other forms of social exclusion.

In terms of the health of larger populations, it is well recognized
that the size of the gap (or disparity) in social and economic status
between groups within a given population has an enormous affect on the
health status of the whole population. The larger this gap, the
greater the affect on the health status of all of us or more simply, a
chain is only as strong as it's weakest link. Taking a social
determinants of health approach to our work in health care and
communities is much different than the traditional focus on the risk
factors such as eating habits, cholesterol levels, tobacco use and

Making a change towards the social determinants of health approach is
challenging, and inherently political. After all, when we begin to
consider some of the more complicated issues within our community such
as poverty, housing quality, and employment opportunities for example,
then we must shift our attention to how we as community members
organize ourselves and make resources and supports available (or not)
to all of us.

In conclusion, if you're still looking for some tips to help improve
your health, here is the social determinants of health perspective
(adapted from Dr. Raphael's book "The Social Determinants of Health",
p.13): Don't be poor.
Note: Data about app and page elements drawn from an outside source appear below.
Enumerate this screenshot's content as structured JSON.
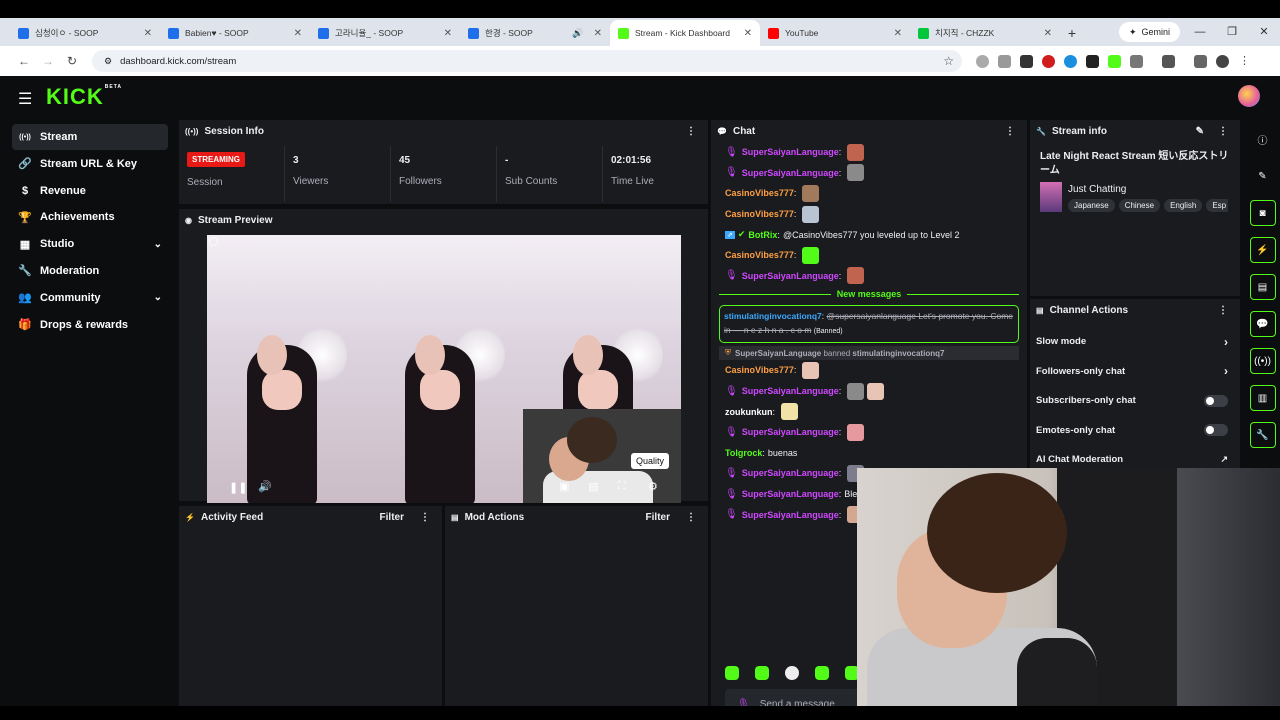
{
  "browser": {
    "tabs": [
      {
        "title": "심청이ㅇ - SOOP",
        "favicon_color": "#1f6feb",
        "active": false
      },
      {
        "title": "Babien♥ - SOOP",
        "favicon_color": "#1f6feb",
        "active": false
      },
      {
        "title": "고라니율_ - SOOP",
        "favicon_color": "#1f6feb",
        "active": false
      },
      {
        "title": "한경 - SOOP",
        "favicon_color": "#1f6feb",
        "active": false,
        "audio": true
      },
      {
        "title": "Stream - Kick Dashboard",
        "favicon_color": "#53fc18",
        "active": true
      },
      {
        "title": "YouTube",
        "favicon_color": "#ff0000",
        "active": false
      },
      {
        "title": "치지직 - CHZZK",
        "favicon_color": "#00c73c",
        "active": false
      }
    ],
    "gemini_label": "Gemini",
    "url": "dashboard.kick.com/stream"
  },
  "app": {
    "logo": "KICK",
    "logo_badge": "BETA"
  },
  "sidebar": {
    "items": [
      {
        "label": "Stream",
        "icon": "broadcast-icon",
        "glyph": "((•))",
        "active": true
      },
      {
        "label": "Stream URL & Key",
        "icon": "link-icon",
        "glyph": "🔗"
      },
      {
        "label": "Revenue",
        "icon": "dollar-icon",
        "glyph": "$"
      },
      {
        "label": "Achievements",
        "icon": "trophy-icon",
        "glyph": "🏆"
      },
      {
        "label": "Studio",
        "icon": "studio-icon",
        "glyph": "▦",
        "expandable": true
      },
      {
        "label": "Moderation",
        "icon": "wrench-icon",
        "glyph": "🔧"
      },
      {
        "label": "Community",
        "icon": "community-icon",
        "glyph": "👥",
        "expandable": true
      },
      {
        "label": "Drops & rewards",
        "icon": "gift-icon",
        "glyph": "🎁"
      }
    ]
  },
  "session": {
    "title": "Session Info",
    "badge": "STREAMING",
    "session_label": "Session",
    "viewers_value": "3",
    "viewers_label": "Viewers",
    "followers_value": "45",
    "followers_label": "Followers",
    "subs_value": "-",
    "subs_label": "Sub Counts",
    "time_value": "02:01:56",
    "time_label": "Time Live"
  },
  "preview": {
    "title": "Stream Preview",
    "tooltip": "Quality"
  },
  "activity": {
    "title": "Activity Feed",
    "filter": "Filter"
  },
  "modactions": {
    "title": "Mod Actions",
    "filter": "Filter"
  },
  "chat": {
    "title": "Chat",
    "messages_before": [
      {
        "user": "SuperSaiyanLanguage",
        "color": "#cf48ff",
        "mic": true,
        "text": "",
        "emotes": [
          "#c0634f"
        ]
      },
      {
        "user": "SuperSaiyanLanguage",
        "color": "#cf48ff",
        "mic": true,
        "text": "",
        "emotes": [
          "#8a8a8a"
        ]
      },
      {
        "user": "CasinoVibes777",
        "color": "#ff9f43",
        "mic": false,
        "text": "",
        "emotes": [
          "#a07a5a"
        ]
      },
      {
        "user": "CasinoVibes777",
        "color": "#ff9f43",
        "mic": false,
        "text": "",
        "emotes": [
          "#b8c4d4"
        ]
      },
      {
        "user": "BotRix",
        "color": "#53fc18",
        "mic": false,
        "bot": true,
        "text": "@CasinoVibes777 you leveled up to Level 2",
        "emotes": []
      },
      {
        "user": "CasinoVibes777",
        "color": "#ff9f43",
        "mic": false,
        "text": "",
        "emotes": [
          "#53fc18"
        ]
      },
      {
        "user": "SuperSaiyanLanguage",
        "color": "#cf48ff",
        "mic": true,
        "text": "",
        "emotes": [
          "#c0634f"
        ]
      }
    ],
    "new_messages_label": "New messages",
    "highlight": {
      "user": "stimulatinginvocationq7",
      "struck_text": "@supersaiyanlanguage Let's promote you. Come in — n e z h n a . c o m",
      "banned_label": "(Banned)"
    },
    "mod_line": {
      "mod": "SuperSaiyanLanguage",
      "action": "banned",
      "target": "stimulatinginvocationq7"
    },
    "messages_after": [
      {
        "user": "CasinoVibes777",
        "color": "#ff9f43",
        "mic": false,
        "text": "",
        "emotes": [
          "#e8c4b4"
        ]
      },
      {
        "user": "SuperSaiyanLanguage",
        "color": "#cf48ff",
        "mic": true,
        "text": "",
        "emotes": [
          "#8a8a8a",
          "#e8c4b4"
        ]
      },
      {
        "user": "zoukunkun",
        "color": "#ffffff",
        "mic": false,
        "text": "",
        "emotes": [
          "#f1e2a8"
        ]
      },
      {
        "user": "SuperSaiyanLanguage",
        "color": "#cf48ff",
        "mic": true,
        "text": "",
        "emotes": [
          "#e69aa0"
        ]
      },
      {
        "user": "Tolgrock",
        "color": "#53fc18",
        "mic": false,
        "text": "buenas",
        "emotes": []
      },
      {
        "user": "SuperSaiyanLanguage",
        "color": "#cf48ff",
        "mic": true,
        "text": "",
        "emotes": [
          "#7c7c8c"
        ]
      },
      {
        "user": "SuperSaiyanLanguage",
        "color": "#cf48ff",
        "mic": true,
        "text": "Bles",
        "emotes": []
      },
      {
        "user": "SuperSaiyanLanguage",
        "color": "#cf48ff",
        "mic": true,
        "text": "",
        "emotes": [
          "#d4a890"
        ]
      }
    ],
    "send_placeholder": "Send a message"
  },
  "stream_info": {
    "title": "Stream info",
    "stream_title": "Late Night React Stream 短い反応ストリーム",
    "category": "Just Chatting",
    "tags": [
      "Japanese",
      "Chinese",
      "English",
      "Esp"
    ]
  },
  "channel_actions": {
    "title": "Channel Actions",
    "rows": [
      {
        "label": "Slow mode",
        "kind": "chevron"
      },
      {
        "label": "Followers-only chat",
        "kind": "chevron"
      },
      {
        "label": "Subscribers-only chat",
        "kind": "toggle",
        "on": false
      },
      {
        "label": "Emotes-only chat",
        "kind": "toggle",
        "on": false
      },
      {
        "label": "AI Chat Moderation",
        "kind": "external"
      }
    ]
  },
  "accent_color": "#53fc18",
  "streaming_color": "#e91916"
}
If you can, stop. If you can't, try not to be
poor for long. Don't have poor parents. Own a car. Don't work in a
stressful, low paid manual job. Don't live in damp, low quality
housing. Be able to afford to go on a foreign holiday and sunbathe.
Practice not losing your job and don't become unemployed. Take up all
benefits you are entitled to, if you are unemployed, retired or sick
or disabled. Don't live next to a busy major road or near a polluting
factory. Learn how to fill in the complex housing benefit/asylum
application forms before you become homeless and destitute.

If you are interested in further reading about the importance of these
social and economic forces as predictors of our health, there are
resources available through a "Google" search of "social determinants
of health".